Walker is scheduled to speak at a Saturday luncheon at the meeting being held at Adelson’s Venetian resort hotel and casino. Other possible 2016 presidential hopefuls slated to be there include New Jersey Gov. Chris Christie, Ohio Gov. John Kasich and former Florida Gov. Jeb Bush.
U.S. Rep. Sean Duffy, a 42-year-old Republican who represents northern Wisconsin’s 7th Congressional District, is slated to be the featured speaker during a Saturday dessert reception targeting young Republican leaders.
Walker is headed to the meeting, which attracts considerable national political buzz, even as he’s tried to downplay his 2016 ambitions in the midst of his re-election campaign this year against Democrat Mary Burke, a former Trek Bicycle Corp. executive.
“The governor remains focused on 2014 and sharing his common-sense conservative message with like-minded leaders,” Walker’s campaign spokeswoman Alleigh Marre said Wednesday when asked why he was attending the Las Vegas meeting.
A spokesman for Burke declined to comment on Walker going to the Las Vegas meeting.
Walker is leaving the state on the heels of signing a half-billion dollar property and income tax cut into law on Monday. The governor spent much of the week crisscrossing Wisconsin to tout those cuts, which take effect in the coming weeks and will lower property taxes on bills mailed in December.
A Marquette University Law School poll released Wednesday showed Walker with 48 percent support to Burke’s 41 percent. The poll of 801 registered voters, done between March 20 and Sunday, has a 3.5 percentage point margin of error.
Walker has repeatedly said he’s focused on his re-election, but he’s been keeping his name on the national stage as well. He has also refused to commit to serving a full four-year term if re-elected.
Last fall, Walker released his book, “Unintimidated: A Governor’s Story and a Nation’s Challenge,” which detailed the recall fight and outlined his political philosophy. He’s also visited the early presidential primary states of Iowa, South Carolina and New Hampshire while also remaining tapped in to big national Republican donors like Adelson.
Wisconsin Democratic Party spokeswoman Melissa Baldauff said it was “no surprise that Scott Walker is heading to kiss the Sheldon Adelson ring to curry favor for 2016 while scrounging for out-of-state campaign cash that he can use to try and spin his dismal economic record.”
Walker is going to the meeting while he mulls whether to allow the Menominee Tribe, in partnership with Hard Rock International, to open a new casino in Beloit. That project has been opposed by the Forest County Potawatomi, which operates a competing casino in Milwaukee.
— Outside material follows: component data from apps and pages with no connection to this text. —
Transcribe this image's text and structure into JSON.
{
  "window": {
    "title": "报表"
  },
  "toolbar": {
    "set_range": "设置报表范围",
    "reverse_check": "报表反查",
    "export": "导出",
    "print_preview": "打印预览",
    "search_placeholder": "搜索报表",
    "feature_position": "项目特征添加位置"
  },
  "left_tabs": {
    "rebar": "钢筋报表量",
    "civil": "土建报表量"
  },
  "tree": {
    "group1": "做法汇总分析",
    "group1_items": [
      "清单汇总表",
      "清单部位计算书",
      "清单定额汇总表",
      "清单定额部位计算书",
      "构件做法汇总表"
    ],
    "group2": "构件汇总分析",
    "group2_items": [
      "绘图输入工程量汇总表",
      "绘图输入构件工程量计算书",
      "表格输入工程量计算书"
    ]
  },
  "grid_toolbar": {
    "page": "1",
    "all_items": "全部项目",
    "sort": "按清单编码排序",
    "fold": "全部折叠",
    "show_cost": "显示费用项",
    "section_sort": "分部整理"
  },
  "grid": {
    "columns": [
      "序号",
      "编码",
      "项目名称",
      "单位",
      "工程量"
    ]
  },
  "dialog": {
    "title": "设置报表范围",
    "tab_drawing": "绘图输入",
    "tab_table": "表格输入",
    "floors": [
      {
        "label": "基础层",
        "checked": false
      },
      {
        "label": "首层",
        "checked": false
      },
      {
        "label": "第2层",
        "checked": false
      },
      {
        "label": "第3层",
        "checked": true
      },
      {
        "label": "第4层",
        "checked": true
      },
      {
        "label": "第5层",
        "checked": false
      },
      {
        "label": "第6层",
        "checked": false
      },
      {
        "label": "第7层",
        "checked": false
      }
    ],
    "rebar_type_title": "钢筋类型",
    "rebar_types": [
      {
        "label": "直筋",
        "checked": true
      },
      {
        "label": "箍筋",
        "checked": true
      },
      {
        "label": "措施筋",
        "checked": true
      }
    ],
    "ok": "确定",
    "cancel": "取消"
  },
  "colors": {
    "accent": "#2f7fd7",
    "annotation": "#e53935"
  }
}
Las Vegas Sands, which Adelson heads, has not been involved in the Wisconsin project.